» Task directions:
Needed from the entries below: every line that holds the word "this".

[Dataset rows for apps and sites]
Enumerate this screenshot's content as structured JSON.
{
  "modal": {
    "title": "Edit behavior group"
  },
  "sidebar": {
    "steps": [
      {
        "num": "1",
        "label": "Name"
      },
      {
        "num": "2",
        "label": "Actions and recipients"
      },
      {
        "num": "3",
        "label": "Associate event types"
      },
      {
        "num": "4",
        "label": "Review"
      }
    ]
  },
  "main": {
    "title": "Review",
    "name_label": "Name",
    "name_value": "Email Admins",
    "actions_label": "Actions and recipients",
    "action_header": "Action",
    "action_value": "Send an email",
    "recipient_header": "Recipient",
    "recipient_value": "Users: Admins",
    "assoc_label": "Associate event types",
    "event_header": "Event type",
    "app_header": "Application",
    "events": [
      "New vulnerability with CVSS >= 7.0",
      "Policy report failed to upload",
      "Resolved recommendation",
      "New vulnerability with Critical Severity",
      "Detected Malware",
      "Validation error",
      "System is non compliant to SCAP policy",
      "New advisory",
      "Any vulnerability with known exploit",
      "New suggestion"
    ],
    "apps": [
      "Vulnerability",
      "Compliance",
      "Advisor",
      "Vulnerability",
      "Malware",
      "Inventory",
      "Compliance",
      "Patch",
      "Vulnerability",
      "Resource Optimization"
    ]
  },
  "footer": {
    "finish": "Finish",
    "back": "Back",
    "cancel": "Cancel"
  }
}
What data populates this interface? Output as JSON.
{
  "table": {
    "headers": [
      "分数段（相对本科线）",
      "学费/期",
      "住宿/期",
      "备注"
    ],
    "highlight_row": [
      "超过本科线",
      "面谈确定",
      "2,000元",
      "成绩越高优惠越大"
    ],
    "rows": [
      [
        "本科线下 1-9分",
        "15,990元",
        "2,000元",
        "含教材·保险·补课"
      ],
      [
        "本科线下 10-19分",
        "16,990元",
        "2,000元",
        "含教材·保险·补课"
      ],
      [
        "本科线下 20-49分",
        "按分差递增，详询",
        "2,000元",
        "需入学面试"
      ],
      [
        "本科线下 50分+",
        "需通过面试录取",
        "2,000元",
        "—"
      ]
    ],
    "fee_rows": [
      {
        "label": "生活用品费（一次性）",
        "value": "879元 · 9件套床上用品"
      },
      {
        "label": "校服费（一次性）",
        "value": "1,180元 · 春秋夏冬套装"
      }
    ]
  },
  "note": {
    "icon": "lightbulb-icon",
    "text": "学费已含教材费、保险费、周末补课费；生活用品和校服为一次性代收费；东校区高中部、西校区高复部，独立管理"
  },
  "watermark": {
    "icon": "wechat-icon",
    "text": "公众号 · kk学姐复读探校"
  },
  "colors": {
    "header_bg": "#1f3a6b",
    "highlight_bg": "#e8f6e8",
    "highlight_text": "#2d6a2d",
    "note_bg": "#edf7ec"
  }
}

» Written answer:
Enumerate this screenshot's content as structured JSON.
What data populates this interface? Output as JSON.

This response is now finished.